OPINION: By Bella Katz
Writing this fortnightly column about New Zealand brands in Australia is a tough gig.
Even for a hardened marketer like myself, I can't help but take personal interest in the companies I write about.
I'm nothing if not dedicated to my craft. I wash my dishes with
Ecostore detergents, pack my kids' lunches into Sistema boxes, add a
dash of A2 milk to my cup of tea and just this weekend took out a second
mortgage to buy a fancy Blunt umbrella, which I plan to smugly use when
Melbourne blows everyone else's $5.99 disposables straight to the bin.
Today, yet again, I went the extra mile in the name of authentic
research and dashed across the road to Woolworths to buy a big, gold,
coconut block of Whittaker's chocolate.
I'm looking at it right now as I ponder the future, on this side of
the Tasman, of yet another $100 million New Zealand brand.
As Whittaker's have noted in previous articles, Australia has been a slower burner for them in terms of market share.
On one hand, as is often the case for New Zealand exporters,
Australia is their largest export market. On the other hand its
comparative Australian market share is very small.
Whittaker's are in the single digits compared with the behemoth
chocolate brands led by Mondelez (34 per cent), Nestle Australia (18 per
cent) and Mars Australia (13.7 per cent). IbisWorld recorded these
figures as recently as June 2014, with Australian chocolate and
confectionary manufacturing generating AU$4 billion revenue.
The brand itself has never been highly visible in Australia and the
supermarkets have largely kept the bars on bottom shelves. I'm curious
to know what brand awareness is among Australians and would guess it to
be very low (especially when compared with expats' familiarity, largely
driven by the ubiquitous peanut slab).
It wasn't until a recent visit to a New Zealand supermarket that I
understood just how huge Whittaker's have become in the homeland. The
entire chocolate shelf seemed to be dedicated to products and ranges I'd
never heard of or seen here in Australia.
As I've written in the past, the might of Coles and Woolworths is
driving a model in Australian supermarkets that falls predominantly into
One stream is the good old staples that people have been buying for
years and will continue to do so. The other is the speedy onslaught of
new (sub) brands, new products, new packaging, feeding our desire for
new tastes and, just simply, new stuff. (In some cases this is old stuff
rebadged in new ways, winning renewed interest.)
Whittaker's has clearly become a master of this model back home,
launching numerous flavours and combinations and positioning itself as
an innovator, a collaborator and a local favourite that has moved with
With Nigella Lawson fronting the very recent campaign, Whittaker's
has an opportunity to create more significant groundswell in Australia.
They just need to make sure the Whittaker's name isn't eclipsed by
Nigella's and that means spending more marketing dollars around their
brand to back up the TV campaign.
Heck, maybe they should go for a full frontal attack and just
embrace her recent media attention for drug dabbling.
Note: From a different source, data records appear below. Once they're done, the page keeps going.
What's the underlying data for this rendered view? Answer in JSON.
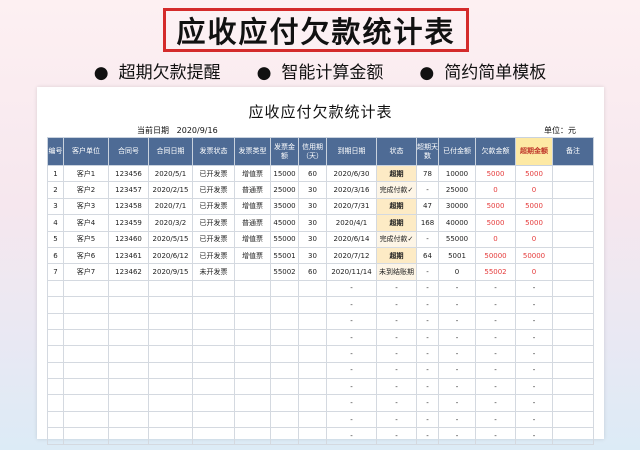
{
  "banner_title": "应收应付欠款统计表",
  "features": [
    "超期欠款提醒",
    "智能计算金额",
    "简约简单模板"
  ],
  "bullet": "●",
  "sheet": {
    "title": "应收应付欠款统计表",
    "current_date_label": "当前日期",
    "current_date": "2020/9/16",
    "unit": "单位：元",
    "headers": [
      "编号",
      "客户单位",
      "合同号",
      "合同日期",
      "发票状态",
      "发票类型",
      "发票金额",
      "信用期（天）",
      "到期日期",
      "状态",
      "超期天数",
      "已付金额",
      "欠款金额",
      "超期金额",
      "备注"
    ],
    "rows": [
      [
        "1",
        "客户1",
        "123456",
        "2020/5/1",
        "已开发票",
        "增值票",
        "15000",
        "60",
        "2020/6/30",
        "超期",
        "78",
        "10000",
        "5000",
        "5000",
        ""
      ],
      [
        "2",
        "客户2",
        "123457",
        "2020/2/15",
        "已开发票",
        "普通票",
        "25000",
        "30",
        "2020/3/16",
        "完成付款✓",
        "-",
        "25000",
        "0",
        "0",
        ""
      ],
      [
        "3",
        "客户3",
        "123458",
        "2020/7/1",
        "已开发票",
        "增值票",
        "35000",
        "30",
        "2020/7/31",
        "超期",
        "47",
        "30000",
        "5000",
        "5000",
        ""
      ],
      [
        "4",
        "客户4",
        "123459",
        "2020/3/2",
        "已开发票",
        "普通票",
        "45000",
        "30",
        "2020/4/1",
        "超期",
        "168",
        "40000",
        "5000",
        "5000",
        ""
      ],
      [
        "5",
        "客户5",
        "123460",
        "2020/5/15",
        "已开发票",
        "增值票",
        "55000",
        "30",
        "2020/6/14",
        "完成付款✓",
        "-",
        "55000",
        "0",
        "0",
        ""
      ],
      [
        "6",
        "客户6",
        "123461",
        "2020/6/12",
        "已开发票",
        "增值票",
        "55001",
        "30",
        "2020/7/12",
        "超期",
        "64",
        "5001",
        "50000",
        "50000",
        ""
      ],
      [
        "7",
        "客户7",
        "123462",
        "2020/9/15",
        "未开发票",
        "",
        "55002",
        "60",
        "2020/11/14",
        "未到结账期",
        "-",
        "0",
        "55002",
        "0",
        ""
      ]
    ],
    "empty_row": [
      "",
      "",
      "",
      "",
      "",
      "",
      "",
      "",
      "-",
      "-",
      "-",
      "-",
      "-",
      "-",
      ""
    ],
    "empty_row_count": 10
  }
}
Cheeky ad spots
where Nigella admits she now indulges in a far healthier habit, anyone?
Regardless of the future direction with (or without) Nigella, now
that Whittaker's is sitting higher on Aussie shelves they need to hammer
home the message to Australians that theirs is a chocolate worth
sampling, buying and buying again. It'll be an expensive marketing
investment, but I think well worth it.
Bella Katz is an Australia-based brand and marketing consultant
and advises New Zealand companies exporting to Australia. She is also a
New Zealand expat, calling Australia home for over a decade.